Professor David quite correctly entreats all paediatricians to consider both sides of the argument, acknowledge where opinions are controversial or open to challenge, and present material that does not support the Expert’s opinion as well as that which does. He also points out that non-medical professionals such as lawyers and judges may over-interpret medical theories. These cautions are well made, but we would suggest that they should also apply to controversial opinions expressed in the medical literature, particularly where they relate to Expert Witness work and could have serious unwanted consequences if they were to pass without comment into medical or judicial dogma.
Reply by Prof. Adam Finn
Taking a history
In reading this piece and the published response concerning the merits of personal interviews in child protection cases, I was struck by the sentence introducing the topic which reads: “Most paediatricians would not dream of giving a clinical opinion without taking a history”.
Accordingly this week I kept a diary of clinical opinions given. It was a quiet week “off service”—there were only 47: 24 on rounds, 9 in clinic, and 14 by phone, letter, or email.
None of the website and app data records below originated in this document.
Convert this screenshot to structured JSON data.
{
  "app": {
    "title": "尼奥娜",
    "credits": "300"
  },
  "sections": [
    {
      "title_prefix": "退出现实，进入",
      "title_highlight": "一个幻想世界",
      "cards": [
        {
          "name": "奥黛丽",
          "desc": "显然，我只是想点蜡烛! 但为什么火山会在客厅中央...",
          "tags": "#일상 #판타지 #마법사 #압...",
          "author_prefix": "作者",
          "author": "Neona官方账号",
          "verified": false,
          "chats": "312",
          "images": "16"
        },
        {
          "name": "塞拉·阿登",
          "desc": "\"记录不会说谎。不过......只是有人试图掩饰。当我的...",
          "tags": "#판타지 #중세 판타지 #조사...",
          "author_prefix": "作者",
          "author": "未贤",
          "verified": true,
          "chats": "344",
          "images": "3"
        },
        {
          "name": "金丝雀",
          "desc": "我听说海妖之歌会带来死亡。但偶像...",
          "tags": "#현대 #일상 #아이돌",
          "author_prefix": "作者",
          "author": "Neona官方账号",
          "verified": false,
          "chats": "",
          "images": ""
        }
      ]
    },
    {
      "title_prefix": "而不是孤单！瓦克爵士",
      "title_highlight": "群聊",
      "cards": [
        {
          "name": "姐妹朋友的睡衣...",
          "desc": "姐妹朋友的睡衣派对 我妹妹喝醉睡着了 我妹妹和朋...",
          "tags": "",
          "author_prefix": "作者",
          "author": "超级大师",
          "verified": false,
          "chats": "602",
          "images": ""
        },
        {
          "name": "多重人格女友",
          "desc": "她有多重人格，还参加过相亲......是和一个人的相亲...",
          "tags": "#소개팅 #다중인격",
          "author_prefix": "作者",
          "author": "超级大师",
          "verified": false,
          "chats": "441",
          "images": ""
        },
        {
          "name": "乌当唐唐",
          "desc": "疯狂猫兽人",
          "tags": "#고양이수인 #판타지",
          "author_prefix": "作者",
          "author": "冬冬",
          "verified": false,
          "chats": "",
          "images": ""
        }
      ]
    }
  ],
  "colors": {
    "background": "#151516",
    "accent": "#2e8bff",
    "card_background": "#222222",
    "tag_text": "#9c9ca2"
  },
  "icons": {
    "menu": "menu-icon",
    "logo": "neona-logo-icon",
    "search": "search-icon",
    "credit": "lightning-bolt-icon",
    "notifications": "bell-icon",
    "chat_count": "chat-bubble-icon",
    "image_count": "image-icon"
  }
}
Among these, I met the child and parents and exchanged words with them in only 10. I took a history myself in only 7. I do infectious diseases and immunology, not child protection, but I reckon this is how consultants work in all areas.
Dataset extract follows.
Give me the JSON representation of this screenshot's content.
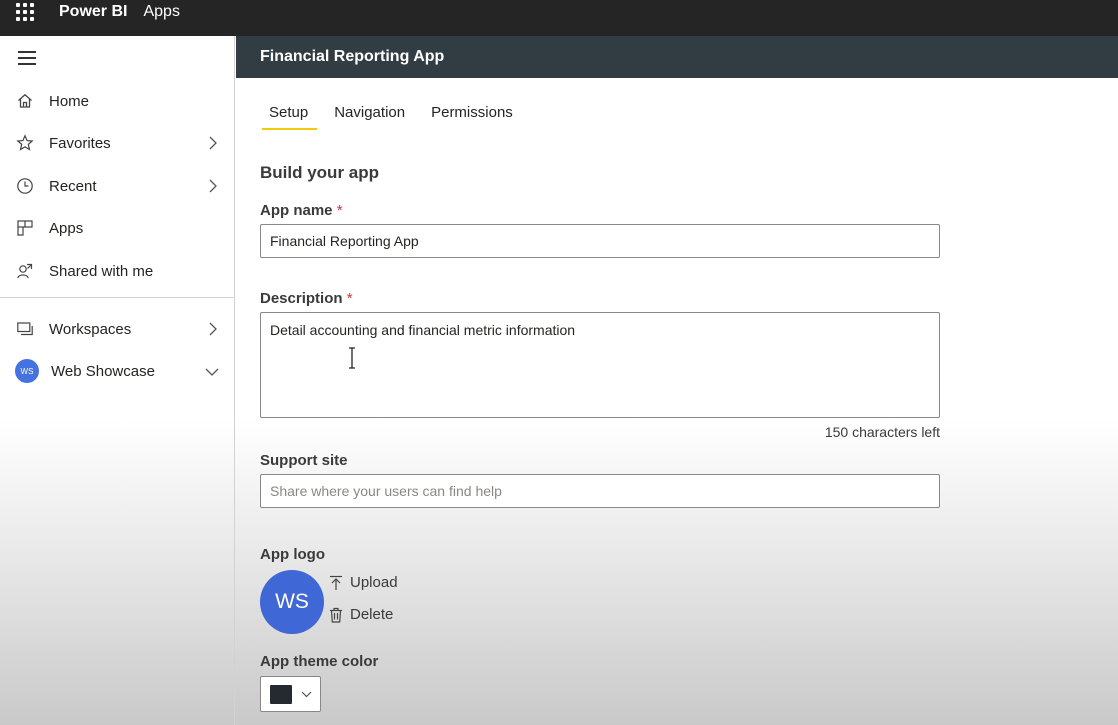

Reply by Dr John C Furness
Should expert witnesses interview parents?
Professor David’s article1 was in the main a helpful guide to those involved in this specialised work. I wonder how many of the readers are involved in this sort of work?
As a recently qualified general paediatrician I was surprised to read his recommendation that expert witnesses should interview the family. In the few child protection cases that I have been involved in as a witness to the fact, colleagues acting as expert witnesses have not interviewed the family. They have restricted themselves to their expert opinions on specific questions of medical knowledge that the legal teams have felt would be helpful to clarify. I read that other expert witnesses agree.2
I was also surprised to read Professor David’s views without a response from those who have differing opinions, especially as he is intimately involved in Professor Southall’s controversial General Medical Council hearing. I do trust that you will uphold the essential principle of good journalism and allow an open debate on this issue with equal prominence to differing views.
Competing interests: none declared